DELEGATES FROM ACROSS AFRICA ATTEND ROUND TABLE ON INSOLVENCY LEGISLATION AND FINANCIAL STABILITY
A lack of effective insolvency legislation is still hindering investment in many parts of Africa. This issue, and ways to implement effective legislation, was under discussion at the Africa Round Table held in Cape Town in late 2015. The Africa Round Table is an annual project founded by Insol International and the World Bank Group.
The theme of this year’s event was Restoring Financial Sector Stability and Promoting Growth – the role of insolvency regimes. The Round Table specifically addressed the issue of the importance of insolvency regimes in maintaining the stability of financial systems, including through the effective resolution of non-performing loans, while also focusing on the role that insolvency plays in promoting access to credit and therefore growth.
“There are currently fewer modern insolvency legislative regimes across Africa than in any other region of the world,” explained Adam Harris, vice president of Insol and a partner at Bowman Gilfillan Africa Group.
“The World Bank’s Doing Business 2015 report states that in Sub-Saharan Africa, recovery is currently 24.1 cents to the US dollar compared to 71.9 cents in OECD countries. There are clearly many different issues facing countries in Africa and the solutions are complex. At the same time it is important for countries to realise that there is a direct correlation between a country’s insolvency regime and the business environment. A sound insolvency system has a direct impact on economic performance,” he noted.

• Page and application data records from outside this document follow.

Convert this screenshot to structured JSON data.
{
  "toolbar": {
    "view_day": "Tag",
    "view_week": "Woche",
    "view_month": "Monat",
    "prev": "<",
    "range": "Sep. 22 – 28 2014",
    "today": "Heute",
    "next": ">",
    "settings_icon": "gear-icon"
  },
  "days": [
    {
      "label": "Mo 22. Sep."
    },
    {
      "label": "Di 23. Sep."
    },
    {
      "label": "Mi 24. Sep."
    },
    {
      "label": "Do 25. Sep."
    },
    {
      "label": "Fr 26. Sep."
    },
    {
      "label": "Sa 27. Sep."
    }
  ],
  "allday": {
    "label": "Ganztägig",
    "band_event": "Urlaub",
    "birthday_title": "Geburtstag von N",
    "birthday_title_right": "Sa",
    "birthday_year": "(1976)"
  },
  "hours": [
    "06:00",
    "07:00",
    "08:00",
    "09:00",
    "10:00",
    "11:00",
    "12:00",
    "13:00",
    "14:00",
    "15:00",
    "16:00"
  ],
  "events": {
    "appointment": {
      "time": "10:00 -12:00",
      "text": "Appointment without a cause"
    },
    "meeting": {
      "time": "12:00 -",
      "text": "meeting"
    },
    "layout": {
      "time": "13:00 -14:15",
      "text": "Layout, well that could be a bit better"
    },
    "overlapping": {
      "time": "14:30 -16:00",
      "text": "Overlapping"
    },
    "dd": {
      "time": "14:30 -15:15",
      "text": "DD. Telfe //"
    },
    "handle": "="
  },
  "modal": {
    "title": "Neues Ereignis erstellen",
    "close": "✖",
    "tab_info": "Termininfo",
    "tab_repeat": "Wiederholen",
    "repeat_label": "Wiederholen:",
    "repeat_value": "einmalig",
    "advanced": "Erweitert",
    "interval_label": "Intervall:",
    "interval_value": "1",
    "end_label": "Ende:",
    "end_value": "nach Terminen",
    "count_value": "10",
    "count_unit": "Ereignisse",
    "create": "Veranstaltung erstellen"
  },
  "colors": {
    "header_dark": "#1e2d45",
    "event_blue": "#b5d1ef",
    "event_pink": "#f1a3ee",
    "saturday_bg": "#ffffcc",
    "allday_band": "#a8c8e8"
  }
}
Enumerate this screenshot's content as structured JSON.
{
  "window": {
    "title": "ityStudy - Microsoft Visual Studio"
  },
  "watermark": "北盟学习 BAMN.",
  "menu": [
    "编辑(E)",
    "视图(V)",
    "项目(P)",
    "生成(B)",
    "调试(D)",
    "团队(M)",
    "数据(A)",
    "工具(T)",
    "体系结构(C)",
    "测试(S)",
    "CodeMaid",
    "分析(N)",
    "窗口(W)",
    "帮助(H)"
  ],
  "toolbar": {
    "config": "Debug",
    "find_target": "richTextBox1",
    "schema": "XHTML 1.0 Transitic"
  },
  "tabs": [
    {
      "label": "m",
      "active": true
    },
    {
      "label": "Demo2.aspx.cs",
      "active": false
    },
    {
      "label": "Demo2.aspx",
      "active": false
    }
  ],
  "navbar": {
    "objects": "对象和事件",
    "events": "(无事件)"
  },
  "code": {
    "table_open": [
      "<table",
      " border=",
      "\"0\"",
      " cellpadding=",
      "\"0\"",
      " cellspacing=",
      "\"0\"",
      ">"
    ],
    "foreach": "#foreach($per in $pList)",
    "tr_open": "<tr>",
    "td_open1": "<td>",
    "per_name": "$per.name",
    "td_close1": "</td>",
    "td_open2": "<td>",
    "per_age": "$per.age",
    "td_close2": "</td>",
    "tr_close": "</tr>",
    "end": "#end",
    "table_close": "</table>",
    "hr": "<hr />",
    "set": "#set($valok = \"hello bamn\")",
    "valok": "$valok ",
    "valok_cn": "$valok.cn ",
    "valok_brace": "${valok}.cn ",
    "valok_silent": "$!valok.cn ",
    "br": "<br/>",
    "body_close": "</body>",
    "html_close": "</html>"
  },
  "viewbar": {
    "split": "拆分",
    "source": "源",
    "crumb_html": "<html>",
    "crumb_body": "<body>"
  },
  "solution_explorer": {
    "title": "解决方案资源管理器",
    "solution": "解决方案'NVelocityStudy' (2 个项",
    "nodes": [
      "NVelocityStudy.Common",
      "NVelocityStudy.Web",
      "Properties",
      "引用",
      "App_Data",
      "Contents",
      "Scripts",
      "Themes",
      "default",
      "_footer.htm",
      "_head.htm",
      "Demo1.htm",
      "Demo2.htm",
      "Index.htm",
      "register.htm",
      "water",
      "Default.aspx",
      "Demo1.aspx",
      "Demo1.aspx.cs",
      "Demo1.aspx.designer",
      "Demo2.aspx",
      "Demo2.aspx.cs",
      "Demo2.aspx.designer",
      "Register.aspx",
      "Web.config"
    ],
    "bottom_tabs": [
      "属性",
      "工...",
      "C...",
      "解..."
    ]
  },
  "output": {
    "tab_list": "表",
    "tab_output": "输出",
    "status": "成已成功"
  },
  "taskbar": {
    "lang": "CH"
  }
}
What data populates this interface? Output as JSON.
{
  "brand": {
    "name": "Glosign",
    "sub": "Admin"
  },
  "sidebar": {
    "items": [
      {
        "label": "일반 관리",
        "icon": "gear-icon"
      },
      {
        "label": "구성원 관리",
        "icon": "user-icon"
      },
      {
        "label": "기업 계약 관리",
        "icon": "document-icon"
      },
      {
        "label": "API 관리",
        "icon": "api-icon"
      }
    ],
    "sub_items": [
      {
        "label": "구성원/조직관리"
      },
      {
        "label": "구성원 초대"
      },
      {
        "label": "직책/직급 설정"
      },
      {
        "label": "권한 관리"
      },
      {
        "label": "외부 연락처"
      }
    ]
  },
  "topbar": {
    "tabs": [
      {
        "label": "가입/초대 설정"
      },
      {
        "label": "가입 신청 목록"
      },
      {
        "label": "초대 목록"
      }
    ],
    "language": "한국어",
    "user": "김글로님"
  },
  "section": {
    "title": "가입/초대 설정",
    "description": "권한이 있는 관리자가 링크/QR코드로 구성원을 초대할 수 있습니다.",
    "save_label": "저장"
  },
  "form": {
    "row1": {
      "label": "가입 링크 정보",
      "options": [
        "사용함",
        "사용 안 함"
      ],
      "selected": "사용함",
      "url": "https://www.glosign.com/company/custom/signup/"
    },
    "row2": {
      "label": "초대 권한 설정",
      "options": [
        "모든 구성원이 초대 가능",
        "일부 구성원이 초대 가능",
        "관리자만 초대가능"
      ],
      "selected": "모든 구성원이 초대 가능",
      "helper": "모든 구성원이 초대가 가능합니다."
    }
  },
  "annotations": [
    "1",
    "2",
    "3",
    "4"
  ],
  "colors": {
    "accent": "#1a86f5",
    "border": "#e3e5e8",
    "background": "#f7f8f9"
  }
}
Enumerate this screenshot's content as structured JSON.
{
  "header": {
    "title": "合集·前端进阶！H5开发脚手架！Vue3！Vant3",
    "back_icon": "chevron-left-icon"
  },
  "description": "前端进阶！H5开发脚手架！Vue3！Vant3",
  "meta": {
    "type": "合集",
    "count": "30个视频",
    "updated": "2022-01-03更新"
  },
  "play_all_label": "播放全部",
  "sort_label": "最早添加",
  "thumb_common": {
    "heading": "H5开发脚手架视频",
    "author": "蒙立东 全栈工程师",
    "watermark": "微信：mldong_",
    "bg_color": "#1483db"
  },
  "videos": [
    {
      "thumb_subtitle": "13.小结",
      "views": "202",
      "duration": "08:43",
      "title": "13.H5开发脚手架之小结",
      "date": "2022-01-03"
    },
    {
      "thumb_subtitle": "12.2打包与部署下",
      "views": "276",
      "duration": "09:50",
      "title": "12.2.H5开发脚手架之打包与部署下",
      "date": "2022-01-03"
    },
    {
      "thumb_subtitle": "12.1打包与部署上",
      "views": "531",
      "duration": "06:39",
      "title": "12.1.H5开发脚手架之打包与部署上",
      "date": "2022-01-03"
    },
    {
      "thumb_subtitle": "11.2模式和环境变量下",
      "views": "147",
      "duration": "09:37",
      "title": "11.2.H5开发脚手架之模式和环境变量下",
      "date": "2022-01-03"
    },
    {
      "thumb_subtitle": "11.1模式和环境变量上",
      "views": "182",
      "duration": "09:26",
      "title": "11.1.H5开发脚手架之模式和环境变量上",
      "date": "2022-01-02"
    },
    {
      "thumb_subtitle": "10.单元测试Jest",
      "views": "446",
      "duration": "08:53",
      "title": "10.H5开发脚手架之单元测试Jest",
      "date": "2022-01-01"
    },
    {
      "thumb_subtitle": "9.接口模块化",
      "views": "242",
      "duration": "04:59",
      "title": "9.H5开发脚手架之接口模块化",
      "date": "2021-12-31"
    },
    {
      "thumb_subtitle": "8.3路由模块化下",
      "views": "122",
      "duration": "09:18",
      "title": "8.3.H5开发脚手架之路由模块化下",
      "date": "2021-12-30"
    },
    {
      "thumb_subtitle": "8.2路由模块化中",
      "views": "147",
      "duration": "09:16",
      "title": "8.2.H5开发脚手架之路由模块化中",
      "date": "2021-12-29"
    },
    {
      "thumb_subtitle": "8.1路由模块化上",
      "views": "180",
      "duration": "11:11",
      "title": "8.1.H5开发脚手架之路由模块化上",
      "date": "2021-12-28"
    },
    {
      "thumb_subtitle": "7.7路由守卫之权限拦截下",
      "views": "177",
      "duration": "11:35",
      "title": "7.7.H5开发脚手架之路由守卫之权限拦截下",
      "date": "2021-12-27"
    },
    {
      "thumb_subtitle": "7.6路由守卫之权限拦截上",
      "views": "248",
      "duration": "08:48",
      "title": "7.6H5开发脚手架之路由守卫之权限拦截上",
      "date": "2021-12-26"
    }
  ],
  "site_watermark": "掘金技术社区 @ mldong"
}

“Legislation protects capital and so investors will look at the legislation in the countries in which they wish to invest. Those with adequate protections and sound mechanisms for exit or resolution, are therefore more likely to attract investment,” Harris said.
John Jeffery, South Africa’s Deputy Minister of Justice and Constitutional Development discussed this issue in his keynote address at the Round Table.
Minister Jeffrey said, “Effective insolvency and creditor rights systems are an important element of financial system stability and can be viewed as a means to foster and sustain growth and development.
“Speaking from the side of government, there are many factors to consider. A modern and well-developed insolvency law is important. But it is but one aspect.
“There are a host of other factors at play: Proper implementation is key, as well as creating and maintaining strong institutions, appropriate accounting and auditing standards, access to courts, capable insolvency administrators, proper restructuring regimes, enhanced corporate governance in corporations and financial institutions and effective regulatory oversight.”
The Africa Round Table has grown from an initial meeting of 15 people in Nigeria in 2010, into a sought-after annual event for Pan-African countries. The Round Table focuses on developing professional ties with the goal of improving insolvency and restructuring regimes across the African continent.
The Africa Round Table gathers policy-makers, practitioners and regulators from across Africa to discuss international best practice, matters of mutual interest and cross-border issues in insolvency law. This year, some 115 regulators, lawyers, masters of High Courts, registrars of companies, receivers of revenue, judges and academics from around Africa made their way to Cape Town for the Round Table.
The topics for discussion were chosen by Insol and the World Bank group, which works within countries across Africa on the issue of legislative insolvency reforms. Country delegates from jurisdictions as diverse as Burundi, Botswana, Ghana, Kenya, Mauritius, Malawi, Mozambique, Namibia, Nigeria, Tanzania, Uganda, Zambia, Zimbabwe, and the member countries of OHADA, attended the event.
“The Africa Round Table allows for engagement at the highest level. This peer-to-peer discussion is of great value because it means best practice for insolvency legislation can be benchmarked across Africa. Country delegates talk to each other and learn from the experiences and legislative frameworks in other countries,” noted Harris.
Harris added, “It is rewarding to note that we are now starting to see the ideas germinated in our previous sessions coming into force as insolvency legislation and practice in African jurisdictions."